Understanding the Underlying Causes of PCOS: A Complex Interplay
Understanding PCOS requires unravelling an intricate interplay of factors. Hormonal imbalances, genetic predisposition, insulin resistance, and lifestyle choices converge to create this complex condition. Elevated androgen levels disrupt ovulation, leading to cyst formation. Adipose tissue exacerbates hormone production, while insulin resistance amplifies androgen release. Genetic susceptibility underlies PCOS, influencing its manifestation. Lifestyle factors like diet, stress, and physical activity further impact its development. A detailed study of PCOS necessitates dissecting these multifaceted elements, paving the way for personalised approaches to diagnosis, treatment, and management. Moreover, PCOS carries a hereditary aspect, where women with a genetic background face an elevated level of susceptibility. Although the precise genetic pathways underpinning PCOS remain intricate and multifaceted, researchers have identified certain genes that could contribute to its development.
Unveiling the Symptoms of PCOS: A Multifaceted Presentation
PCOS presents with a diverse array of symptoms, which can manifest differently in each individual. The most typical signs are:
- Irregular Menstrual Patterns: Ovulation might be uneven or irregular, or it may not occur at all, which can cause irregular menstrual periods or even a total absence of a monthly cycle.
- Elevated Androgen Levels: Elevated androgen levels can cause actual side effects, including acne, excessive face and body hair growth (hirsutism), and male-pattern baldness.
- Formation of Ovarian Cysts: Ovarian cysts are little sacs loaded with a liquid that grows on the ovaries when eggs do not develop or release properly.
- Weight Variations: Those dealing with PCOS often encounter challenges in managing their weight, heightening the likelihood of obesity.
- Insulin resistance and metabolic abnormalities:PCOS is frequently associated with insulin resistance, making it more difficult to maintain stable blood sugar levels and increasing the risk of Type 2 diabetes.
- Influence on Emotional Health and Psychological Condition: PCOS can hurt mental health, inducing anxiety and feelings of despair and causing mood swings.
It is crucial to remember that not everyone with PCOS will necessarily have all the symptoms, and symptom intensity can vary greatly.
Navigating Treatment Options for PCOS: A Holistic Approach
PCOS is managed in a diverse and personalised way, frequently combining medication, targeted therapies, and lifestyle changes. The PCOS treatment objectives include symptom relief, fertility improvement, and lowering the danger of long-term health issues.

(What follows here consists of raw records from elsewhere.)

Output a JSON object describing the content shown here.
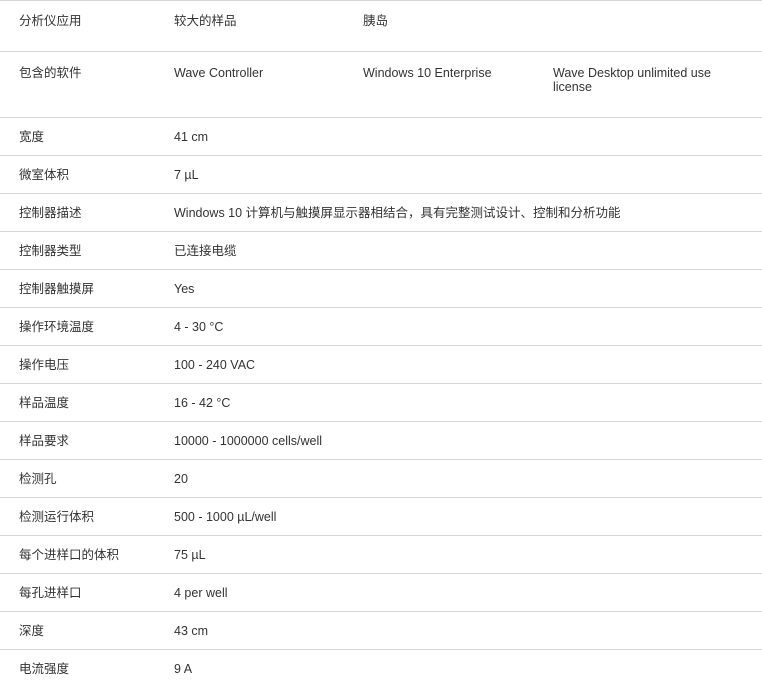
{
  "rows": [
    {
      "label": "分析仪应用",
      "values": [
        "较大的样品",
        "胰岛"
      ]
    },
    {
      "label": "包含的软件",
      "values": [
        "Wave Controller",
        "Windows 10 Enterprise",
        "Wave Desktop unlimited use license"
      ]
    },
    {
      "label": "宽度",
      "values": [
        "41 cm"
      ]
    },
    {
      "label": "微室体积",
      "values": [
        "7 µL"
      ]
    },
    {
      "label": "控制器描述",
      "values": [
        "Windows 10 计算机与触摸屏显示器相结合，具有完整测试设计、控制和分析功能"
      ]
    },
    {
      "label": "控制器类型",
      "values": [
        "已连接电缆"
      ]
    },
    {
      "label": "控制器触摸屏",
      "values": [
        "Yes"
      ]
    },
    {
      "label": "操作环境温度",
      "values": [
        "4 - 30 °C"
      ]
    },
    {
      "label": "操作电压",
      "values": [
        "100 - 240 VAC"
      ]
    },
    {
      "label": "样品温度",
      "values": [
        "16 - 42 °C"
      ]
    },
    {
      "label": "样品要求",
      "values": [
        "10000 - 1000000 cells/well"
      ]
    },
    {
      "label": "检测孔",
      "values": [
        "20"
      ]
    },
    {
      "label": "检测运行体积",
      "values": [
        "500 - 1000 µL/well"
      ]
    },
    {
      "label": "每个进样口的体积",
      "values": [
        "75 µL"
      ]
    },
    {
      "label": "每孔进样口",
      "values": [
        "4 per well"
      ]
    },
    {
      "label": "深度",
      "values": [
        "43 cm"
      ]
    },
    {
      "label": "电流强度",
      "values": [
        "9 A"
      ]
    }
  ]
}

- Lifestyle Modifications: Following a healthy lifestyle can be exceptionally useful in managing PCOS. Through a well-balanced diet and steady physical activity, it is possible to improve insulin sensitivity, lower testosterone levels, and establish regular menstrual cycles.
- Medications: Depending on specific side effects and treatment goals, healthcare professionals may prescribe medications like hormonal contraceptives (birth control pills) to control menstrual cycles, androgen medications to treat hirsutism and acne, and meds expected to further improve insulin sensitivity.

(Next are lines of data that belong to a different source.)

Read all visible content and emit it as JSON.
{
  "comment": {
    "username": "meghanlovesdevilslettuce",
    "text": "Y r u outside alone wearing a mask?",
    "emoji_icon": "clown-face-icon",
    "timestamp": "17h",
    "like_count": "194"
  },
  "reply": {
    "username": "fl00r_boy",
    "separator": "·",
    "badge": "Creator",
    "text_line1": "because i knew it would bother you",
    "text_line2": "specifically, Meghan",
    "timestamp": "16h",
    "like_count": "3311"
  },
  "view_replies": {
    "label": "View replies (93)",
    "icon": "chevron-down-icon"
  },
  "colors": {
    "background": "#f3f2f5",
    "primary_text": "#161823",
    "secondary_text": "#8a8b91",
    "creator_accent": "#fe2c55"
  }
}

- Fertility Interventions: Fertility Intervention, for example, Prescription-assisted Ovulation Induction or In Vitro Fertilisation ( IVF ), might be prompted for those attempting to get pregnant. Support for mental health is essential in addressing PCOS’s emotional and psychological impacts. Counselling, therapy, and support groups can provide invaluable assistance in managing the emotional challenges that often accompany the condition.
- Surgical Interventions: In some cases, fertility can be increased and ovulation induced by undergoing surgical operations like ovarian surgeris though this option is not advisable.

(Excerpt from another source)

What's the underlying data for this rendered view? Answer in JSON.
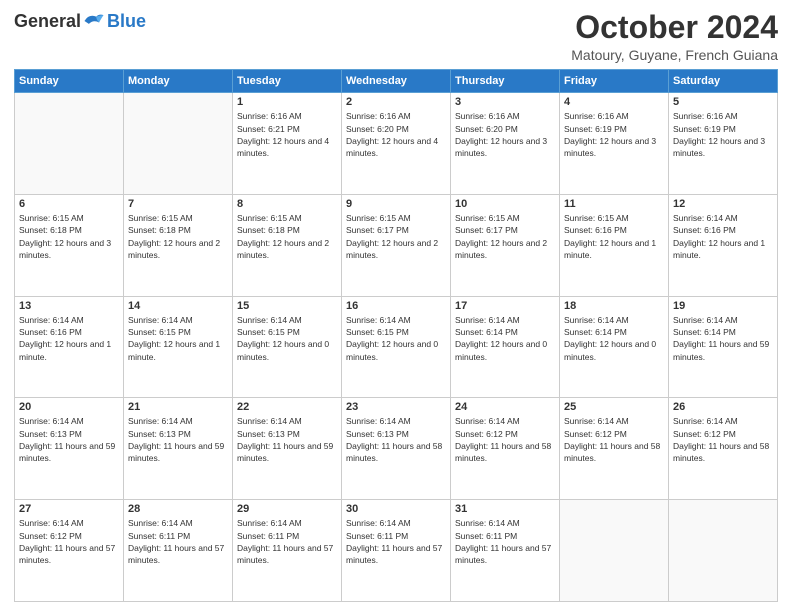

- Insulin-Sensitizing Medications: Metformin, a drug frequently prescribed to treat Type 2 diabetes, can help some women with PCOS by enhancing their insulin sensitivity and regulating their menstrual cycles.
The Importance of Individualised Care and Ongoing Research
Due to the complexity and heterogeneity of PCOS, each person’s experience and treatment requirements may be very different. A specialised and patient-centred approach to care is therefore essential. Effective management of PCOS requires regular monitoring, honest communication with medical professionals, and a readiness to modify treatment plans as necessary.
More treatment options may surface in the future as advancements in medicine occur, and fresh insights into the underlying conditions become available. People with PCOS may have access to more specialised and efficient interventions that cater to their particular needs as medicine advances.
In conclusion, PCOS is a complex hormonal condition with a range of symptoms and causes. While research into the condition’s specific causes is still ongoing, advances in medical knowledge are enhancing our capacity to properly manage and treat PCOS. By adopting a holistic approach that encompasses lifestyle changes, medications, and emotional support, individuals with PCOS can lead fulfilling lives and better navigate the challenges posed by this condition.